Another thing to note is that the game isn’t very well optimised for PS Vita systems – The game, natively, runs at around 20fps, with it dipping to around 10 or even 5fps when running past multiple enemies in dense environments (Note these figures aren’t 100% accurate, as I had no way of measuring, but there is some extremely noticeable lag during any part of gameplay)…This, combined with the overly sensitive movement and slow camera controls made me have to repeat sections where it required timed jumping, navigating and even just in general whenever I moved around.
My fear of simultaneously breathing sprites is…Thankfully…Quelled in this Neptune installment, as now characters don’t breathe in unison when on-screen with one another like they did in Blanc + Neptune VS Zombies, but are instead paced differently to other characters.
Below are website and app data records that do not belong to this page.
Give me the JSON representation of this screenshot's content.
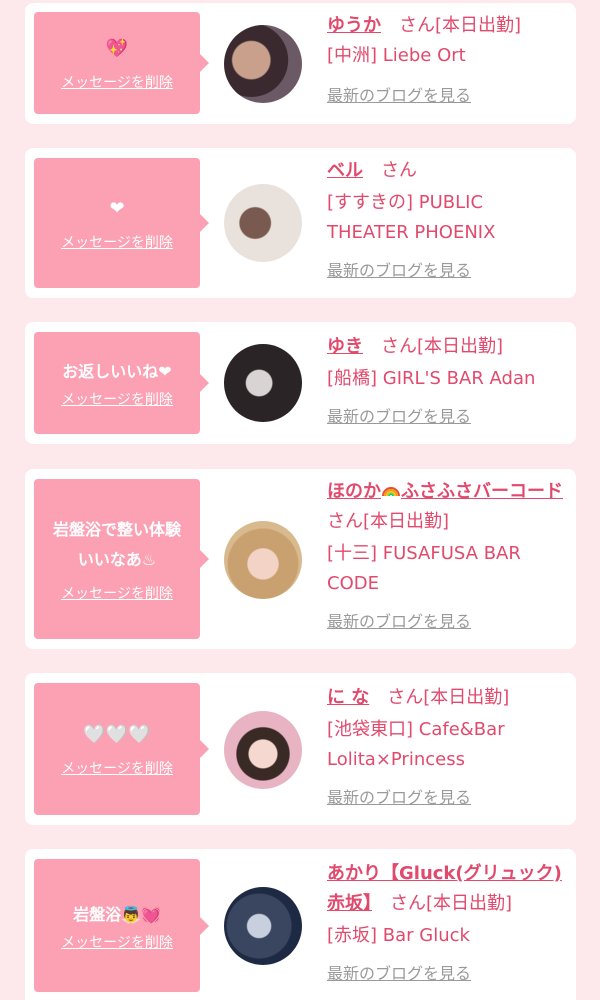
{
  "delete_label": "メッセージを削除",
  "san_label": "さん",
  "blog_label": "最新のブログを見る",
  "entries": [
    {
      "message": "💖",
      "name": "ゆうか",
      "status": "[本日出勤]",
      "shop": "[中洲] Liebe Ort"
    },
    {
      "message": "❤",
      "name": "ベル",
      "status": "",
      "shop": "[すすきの] PUBLIC THEATER PHOENIX"
    },
    {
      "message": "お返しいいね❤",
      "name": "ゆき",
      "status": "[本日出勤]",
      "shop": "[船橋] GIRL'S BAR Adan"
    },
    {
      "message": "岩盤浴で整い体験いいなあ♨",
      "name_part1": "ほのか",
      "name_part2": "ふさふさバーコード",
      "status": "[本日出勤]",
      "shop": "[十三] FUSAFUSA BAR CODE"
    },
    {
      "message": "🤍🤍🤍",
      "name": "に な",
      "status": "[本日出勤]",
      "shop": "[池袋東口] Cafe&Bar Lolita×Princess"
    },
    {
      "message": "岩盤浴👼💓",
      "name": "あかり【Gluck(グリュック)赤坂】",
      "status": "[本日出勤]",
      "shop": "[赤坂] Bar Gluck"
    }
  ]
}
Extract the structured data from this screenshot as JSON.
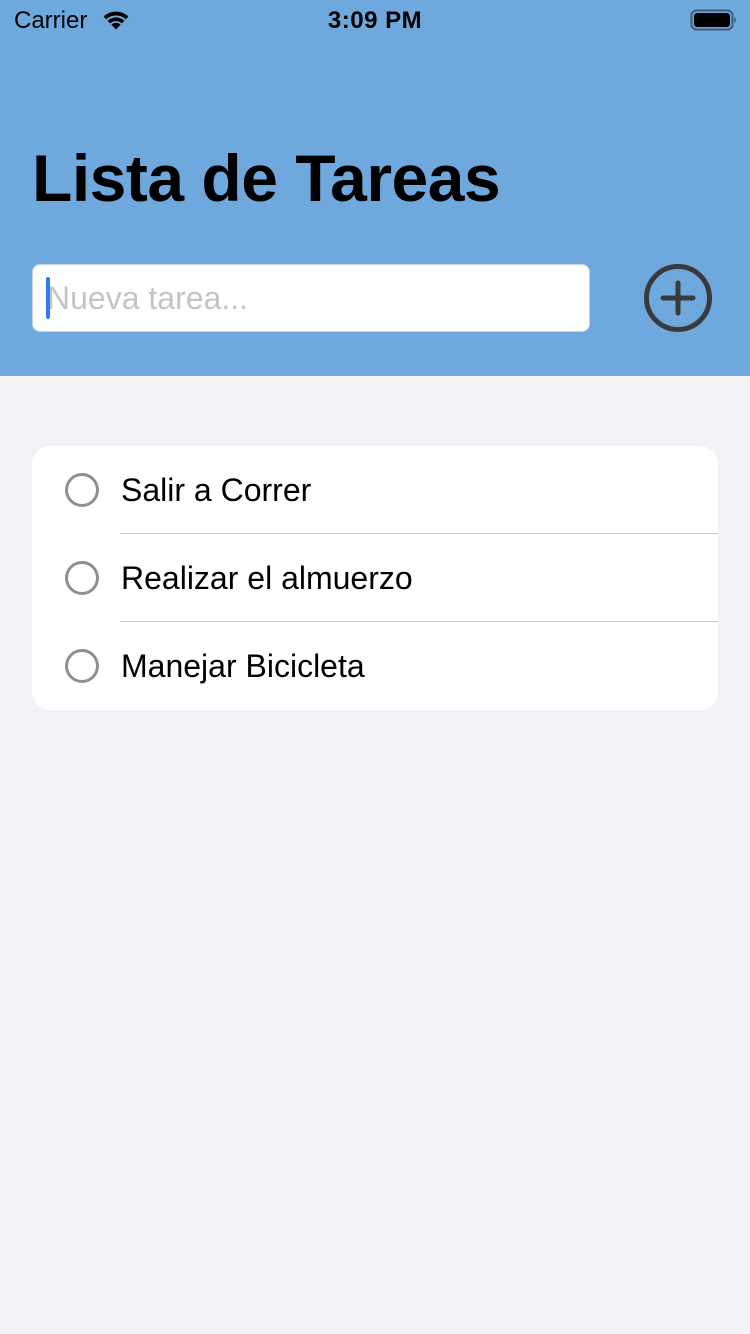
{
  "status_bar": {
    "carrier": "Carrier",
    "time": "3:09 PM",
    "icons": [
      "wifi-icon",
      "battery-icon"
    ]
  },
  "header": {
    "title": "Lista de Tareas",
    "background_color": "#6fa8dd"
  },
  "new_task": {
    "value": "",
    "placeholder": "Nueva tarea...",
    "add_button_icon": "plus-circle-icon"
  },
  "tasks": [
    {
      "label": "Salir a Correr",
      "completed": false,
      "icon": "check-circle-icon"
    },
    {
      "label": "Realizar el almuerzo",
      "completed": false,
      "icon": "check-circle-icon"
    },
    {
      "label": "Manejar Bicicleta",
      "completed": false,
      "icon": "check-circle-icon"
    }
  ],
  "colors": {
    "page_background": "#f1f1f6",
    "card_background": "#ffffff",
    "cursor": "#2f7bf6",
    "circle_stroke": "#8e8e93"
  }
}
Sega Hard Girls is interesting to me, to say the least, with it’s nostalgia digging deep into my heart with characters based off of the Sega Mega Drive, Saturn, Genesis, Game Gear, and Dreamcast, to name a few; each time period as well were named off of popular ‘mainline’ Sega Consoles, being the above Mega Drive, Saturn, Game Gear and Dreamcast generations being the main four you can visit.
Unfortunately, my gripes with the game don’t stop at just the bad optimisation and fluffed-out writing; the game also has some very, VERY odd design choices from a game design standpoint – Every single time you want to progress, you HAVE to go back to the Library, sit through a pseudo-loading screen, navigate to Historie, and report back; note as well, that you can only take on one mission at a time! To be honest, I just went through quests one by one, but when you have quests like “Kill 4 of this monster”, or “Gather this item”, it really does make you question why you’re playing the game – These quests should be passive at all times, but no, you have to treat them the same as story quests, which I think is ridiculous.
But despite this…I…I can’t help but to keep playing; once you get used to the way the game wants you to play, get used to the framerate, and the camera, and start to understand more and more of the game, the more you grow to enjoy it – I loved getting new skills to see the flashy new costumes and animations, and love the feeling of slaughtering my foes, and, whilst I didn’t find any sort of boss battle in the few hours I had with the game, I’d love to see where the game goes nearing it’s middle, and ending chapters.
With loveable characters, comical writing, enthusiastic voice acting, addicting gameplay and easy-to-pick-up nature of the game, Megadimension Neptune VS Sega Hard Girls is a different type of game than what you may be accustomed to, and might help you to shake up the mix, to try and get you to play something new.
With that in mind, I would rate Megadimension Neptune VS Sega Hard Girls a final score of 7 / 10; personally, I wouldn’t buy the game unless it was on sale, or if I was a fan, but either way, I still had a lot of fun with IF and the gang.